“For us to get confident at something, you have to practice, you have to execute it, and you have to use it in the game,” said catcher Willson Contreras, who plated both of the Cubs’ two runs with a double in the 4th. “For him to be able to throw the changeup for a strike, and strikeout people, it’s really good - especially at his age.”

Maddon couldn’t answer when Alzolay would make his next start. With Kyle Hendricks eyeing a return around the All-Star break, there would seemingly be a few more opportunities ahead of the rookie. Given what he showed on Tuesday night, it’d be hard to argue against it.

"He can be really good in the big leagues," Contreras said. "He still needs to make adjustments like all of us, but with the confidence he has, the ability he has, and the way he prepares before the games, it's going to take him a long way."

Cubs Talk Podcast: Ryne Sandberg: Part 1


Cubs Talk Podcast: Ryne Sandberg: Part 1

Luke Stuckmeyer sits down with Cubs legend Ryne Sandberg for a wide-ranging conversation centered around the infamous "Sandberg Game."

Ryne gives insight into his feelings upon being traded to the Cubs (2:00), and discusses the reason he ended up with the No. 23 (5:00). Plus, how the 1984 season changed everything and raised his personal expectations sky-high (9:00) and the "Daily Double" dynamic between him and Bob Dernier (16:00).

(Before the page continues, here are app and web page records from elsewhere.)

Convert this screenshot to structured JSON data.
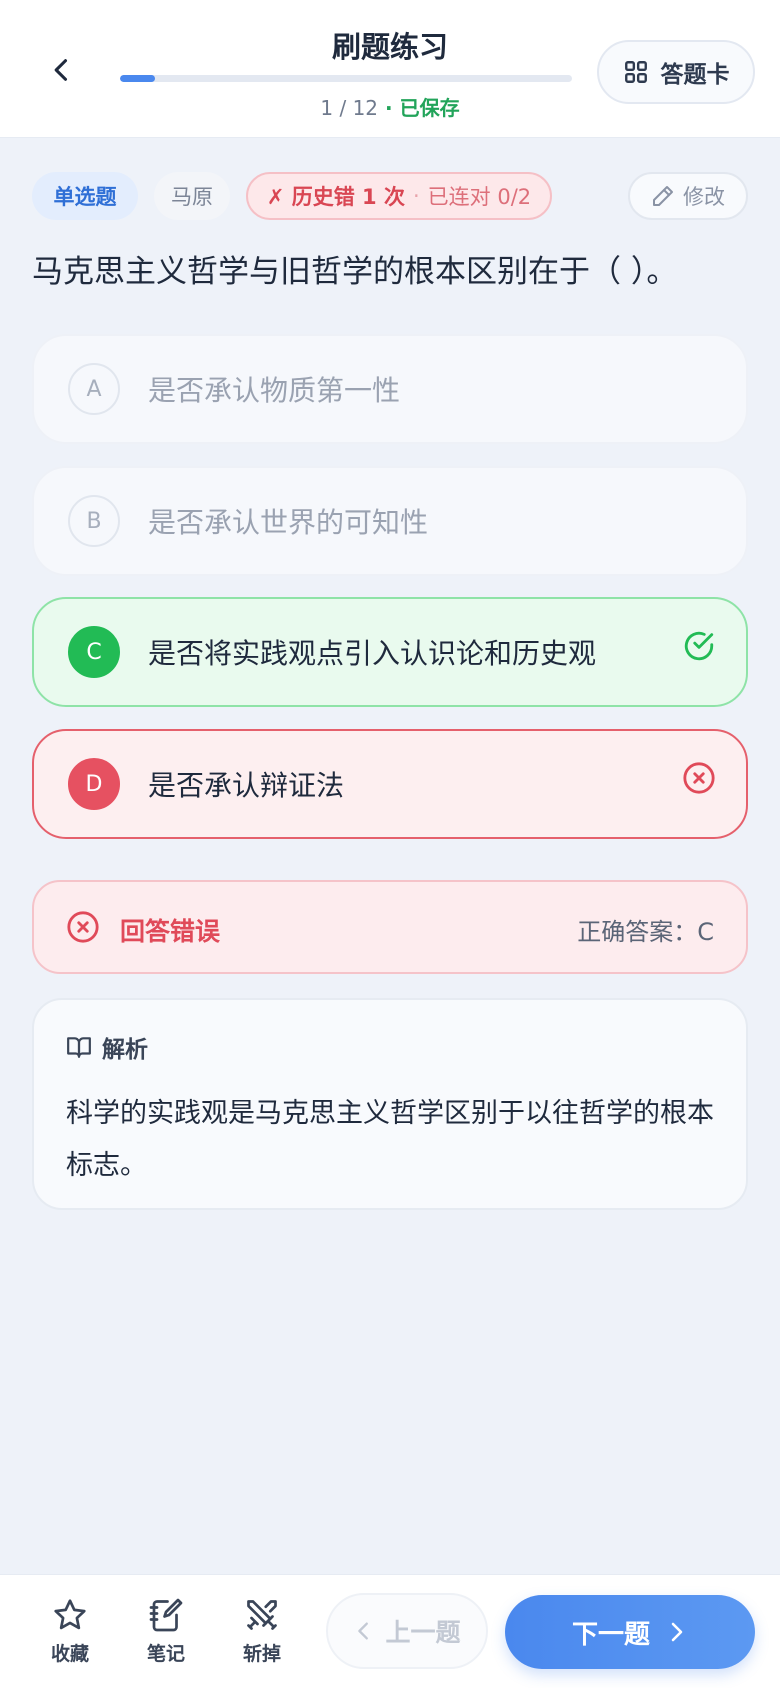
{
  "header": {
    "title": "刷题练习",
    "progress_text": "1 / 12",
    "separator": " · ",
    "saved_label": "已保存",
    "progress_fraction": 0.077,
    "answer_card_label": "答题卡"
  },
  "tags": {
    "type": "单选题",
    "subject": "马原",
    "history_error": "✗ 历史错 1 次",
    "history_dot": "·",
    "history_streak": "已连对 0/2",
    "edit_label": "修改"
  },
  "question": "马克思主义哲学与旧哲学的根本区别在于（ ）。",
  "options": [
    {
      "letter": "A",
      "text": "是否承认物质第一性"
    },
    {
      "letter": "B",
      "text": "是否承认世界的可知性"
    },
    {
      "letter": "C",
      "text": "是否将实践观点引入认识论和历史观"
    },
    {
      "letter": "D",
      "text": "是否承认辩证法"
    }
  ],
  "result": {
    "label": "回答错误",
    "correct_answer": "正确答案：C"
  },
  "analysis": {
    "title": "解析",
    "body": "科学的实践观是马克思主义哲学区别于以往哲学的根本标志。"
  },
  "bottom": {
    "favorite": "收藏",
    "note": "笔记",
    "skip": "斩掉",
    "prev": "上一题",
    "next": "下一题"
  },
  "colors": {
    "accent": "#4a88ee",
    "correct": "#22bb55",
    "wrong": "#e65161",
    "saved": "#22a45a"
  },
  "icons": {
    "back": "chevron-left-icon",
    "answer_card": "grid-icon",
    "edit": "pencil-icon",
    "correct": "check-circle-icon",
    "wrong": "x-circle-icon",
    "analysis": "book-icon",
    "favorite": "star-icon",
    "note": "notebook-icon",
    "skip": "swords-icon"
  }
}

Listen to the full episode in the embedded player below:

Cubs Talk Podcast